▶ [SOURCE RECORDS]
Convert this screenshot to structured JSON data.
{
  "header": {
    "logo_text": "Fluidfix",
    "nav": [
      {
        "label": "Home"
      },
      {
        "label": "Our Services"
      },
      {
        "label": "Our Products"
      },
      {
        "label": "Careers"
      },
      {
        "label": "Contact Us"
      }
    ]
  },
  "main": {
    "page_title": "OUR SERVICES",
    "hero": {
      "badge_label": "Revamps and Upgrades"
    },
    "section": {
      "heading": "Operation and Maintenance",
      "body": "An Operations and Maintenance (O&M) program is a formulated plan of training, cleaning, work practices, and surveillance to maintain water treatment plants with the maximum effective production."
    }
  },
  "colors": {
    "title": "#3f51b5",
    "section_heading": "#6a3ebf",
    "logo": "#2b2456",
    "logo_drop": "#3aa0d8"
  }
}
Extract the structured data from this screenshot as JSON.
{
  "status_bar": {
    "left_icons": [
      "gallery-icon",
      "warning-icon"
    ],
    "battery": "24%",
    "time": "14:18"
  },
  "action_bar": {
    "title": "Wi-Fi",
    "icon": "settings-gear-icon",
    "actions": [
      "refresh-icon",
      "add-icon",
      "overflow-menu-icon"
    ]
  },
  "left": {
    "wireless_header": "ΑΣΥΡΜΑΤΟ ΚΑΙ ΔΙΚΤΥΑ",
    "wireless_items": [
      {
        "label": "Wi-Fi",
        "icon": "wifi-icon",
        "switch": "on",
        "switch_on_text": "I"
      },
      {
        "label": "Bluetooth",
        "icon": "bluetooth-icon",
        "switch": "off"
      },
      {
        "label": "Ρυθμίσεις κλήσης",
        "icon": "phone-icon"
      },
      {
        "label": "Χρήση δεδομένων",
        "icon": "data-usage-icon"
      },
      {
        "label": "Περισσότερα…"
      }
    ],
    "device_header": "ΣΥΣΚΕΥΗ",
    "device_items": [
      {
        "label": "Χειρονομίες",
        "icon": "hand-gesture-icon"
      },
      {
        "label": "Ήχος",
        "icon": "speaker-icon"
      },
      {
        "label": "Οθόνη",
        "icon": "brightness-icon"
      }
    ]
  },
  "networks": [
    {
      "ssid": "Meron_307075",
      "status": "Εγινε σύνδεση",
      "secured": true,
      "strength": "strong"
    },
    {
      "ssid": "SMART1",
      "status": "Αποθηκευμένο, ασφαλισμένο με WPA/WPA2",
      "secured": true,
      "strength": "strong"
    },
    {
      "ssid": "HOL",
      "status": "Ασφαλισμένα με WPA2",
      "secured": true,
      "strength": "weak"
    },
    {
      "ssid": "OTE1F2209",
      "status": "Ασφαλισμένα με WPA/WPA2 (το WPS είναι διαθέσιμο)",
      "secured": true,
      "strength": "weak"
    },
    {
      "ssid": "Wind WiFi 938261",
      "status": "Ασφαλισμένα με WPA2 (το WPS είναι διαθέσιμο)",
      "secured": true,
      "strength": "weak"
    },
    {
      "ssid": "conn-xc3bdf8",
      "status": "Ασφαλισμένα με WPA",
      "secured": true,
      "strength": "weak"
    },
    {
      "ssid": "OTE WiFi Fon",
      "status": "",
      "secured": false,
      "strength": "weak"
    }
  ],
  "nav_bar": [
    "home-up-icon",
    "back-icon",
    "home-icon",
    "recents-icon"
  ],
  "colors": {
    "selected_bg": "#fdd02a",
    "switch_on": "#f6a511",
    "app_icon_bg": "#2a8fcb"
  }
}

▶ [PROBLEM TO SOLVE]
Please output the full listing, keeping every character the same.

▶ [WRITTEN ANSWER]
Convert this screenshot to structured JSON data.
{
  "header": {
    "logo_text": "Fluidfix",
    "nav": [
      {
        "label": "Home"
      },
      {
        "label": "Our Services"
      },
      {
        "label": "Our Products"
      },
      {
        "label": "Careers"
      },
      {
        "label": "Contact Us"
      }
    ]
  },
  "main": {
    "page_title": "OUR SERVICES",
    "hero": {
      "badge_label": "Revamps and Upgrades"
    },
    "section": {
      "heading": "Operation and Maintenance",
      "body": "An Operations and Maintenance (O&M) program is a formulated plan of training, cleaning, work practices, and surveillance to maintain water treatment plants with the maximum effective production."
    }
  },
  "colors": {
    "title": "#3f51b5",
    "section_heading": "#6a3ebf",
    "logo": "#2b2456",
    "logo_drop": "#3aa0d8"
  }
}
Extract the structured data from this screenshot as JSON.
{
  "status_bar": {
    "left_icons": [
      "gallery-icon",
      "warning-icon"
    ],
    "battery": "24%",
    "time": "14:18"
  },
  "action_bar": {
    "title": "Wi-Fi",
    "icon": "settings-gear-icon",
    "actions": [
      "refresh-icon",
      "add-icon",
      "overflow-menu-icon"
    ]
  },
  "left": {
    "wireless_header": "ΑΣΥΡΜΑΤΟ ΚΑΙ ΔΙΚΤΥΑ",
    "wireless_items": [
      {
        "label": "Wi-Fi",
        "icon": "wifi-icon",
        "switch": "on",
        "switch_on_text": "I"
      },
      {
        "label": "Bluetooth",
        "icon": "bluetooth-icon",
        "switch": "off"
      },
      {
        "label": "Ρυθμίσεις κλήσης",
        "icon": "phone-icon"
      },
      {
        "label": "Χρήση δεδομένων",
        "icon": "data-usage-icon"
      },
      {
        "label": "Περισσότερα…"
      }
    ],
    "device_header": "ΣΥΣΚΕΥΗ",
    "device_items": [
      {
        "label": "Χειρονομίες",
        "icon": "hand-gesture-icon"
      },
      {
        "label": "Ήχος",
        "icon": "speaker-icon"
      },
      {
        "label": "Οθόνη",
        "icon": "brightness-icon"
      }
    ]
  },
  "networks": [
    {
      "ssid": "Meron_307075",
      "status": "Εγινε σύνδεση",
      "secured": true,
      "strength": "strong"
    },
    {
      "ssid": "SMART1",
      "status": "Αποθηκευμένο, ασφαλισμένο με WPA/WPA2",
      "secured": true,
      "strength": "strong"
    },
    {
      "ssid": "HOL",
      "status": "Ασφαλισμένα με WPA2",
      "secured": true,
      "strength": "weak"
    },
    {
      "ssid": "OTE1F2209",
      "status": "Ασφαλισμένα με WPA/WPA2 (το WPS είναι διαθέσιμο)",
      "secured": true,
      "strength": "weak"
    },
    {
      "ssid": "Wind WiFi 938261",
      "status": "Ασφαλισμένα με WPA2 (το WPS είναι διαθέσιμο)",
      "secured": true,
      "strength": "weak"
    },
    {
      "ssid": "conn-xc3bdf8",
      "status": "Ασφαλισμένα με WPA",
      "secured": true,
      "strength": "weak"
    },
    {
      "ssid": "OTE WiFi Fon",
      "status": "",
      "secured": false,
      "strength": "weak"
    }
  ],
  "nav_bar": [
    "home-up-icon",
    "back-icon",
    "home-icon",
    "recents-icon"
  ],
  "colors": {
    "selected_bg": "#fdd02a",
    "switch_on": "#f6a511",
    "app_icon_bg": "#2a8fcb"
  }
}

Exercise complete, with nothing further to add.